The Long Hua Temple or the Lon Wa Buddhist Temple is a must-visit place when you’re in the city of Davao. It is a worthwhile experience if you were always interested and curious about the teachings of this ancient religion or if you want to simply marvel at the temple’s interiors and architecture.
It has been known that Filipino societies have already been practicing Buddhism as proven by the claim of archaeologists back in the 7th Century. Buddhism in the Philippines is mainly Vajrayana in character and has gained its own foothold in the country. But with the Spanish colonization, the practice of other religions was overshadowed by the widespread practice of the Catholic faith. The number of people practicing Buddhism nowadays only accounts for three percent of the population. However, Buddhism has had significant influences in other major regions in the country, including some of the regions of Davao.

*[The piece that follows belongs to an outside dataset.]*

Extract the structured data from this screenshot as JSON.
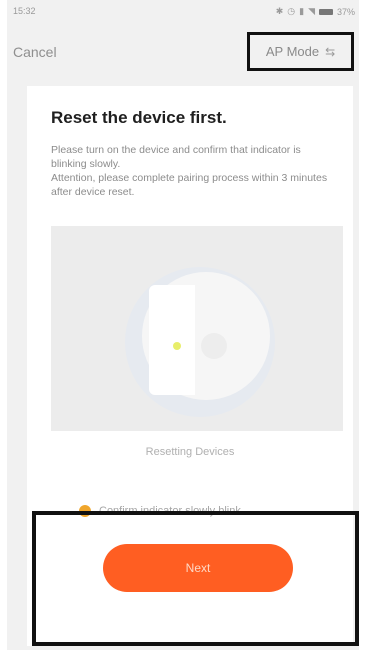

One of the significant figures of Buddhism in Davao City is the Long Hua Temple, which looks similar to most temples in dominantly Buddhist countries. The moment you enter the grounds of the temple, you are immediately greeted with a smiling Buddha in concrete calmly waiting as he invites visitors to enter. There are lion statues near the stairs to guard the temple from evil spirits. The temple’s exteriors are designed simply, with its white and gray walls topped by a green roof that maintains its alluring and peaceful aura for those who visit it. Imagine candles lit up and lined on the wall of the temple: decorations are spare with bamboo trees surrounding the place. The temple is simple and serene, a meditation in its own right.
The temple walls are surrounded by Italian marble slabs that pose a great contrast to the otherwise simple décor. Walking toward the end of a long hall with high ceilings and well-polished floors, a huge and magnificent Buddha replica can be seen at the end. A thousand-armed Kuan Yin, which is a gold statue, is one of the most prominent displays in the temple. The life of Buddha can also be seen intricately carved in wood surrounded by lily ponds filed with carp. Monks and nuns live in the Long Hua Temple grounds and can be seen roaming around. Don’t be frightened when you see one. Simply greet them with a bowing gesture as they will greet you as well. You may also catch Chinese students in their monk suits practicing prayer and songs for the Buddha.
The temple can easily be reached by taking a cab to Cabaguio Avenue, which is an extension of Leon Garcia Street. You can also ride a jeepney that is headed towards “Sasa” or “Cabaguio”. Ask the driver to drop you off the temple. Locals often regard the temple as the Philippine Acadamy of Sakya, a Buddhist religion movement instead of the Temple of Long Hua. Unlike other temples, visitors can take pictures inside the temple and admission is free. Donations are much appreciated, though.
It is a fascinating yet strange fact that such a large Buddhist temple like Long Hua Temple exists in Davao, despite the predominant Muslim community. Nevertheless, this only proves how diverse and modern the city of Davao has become.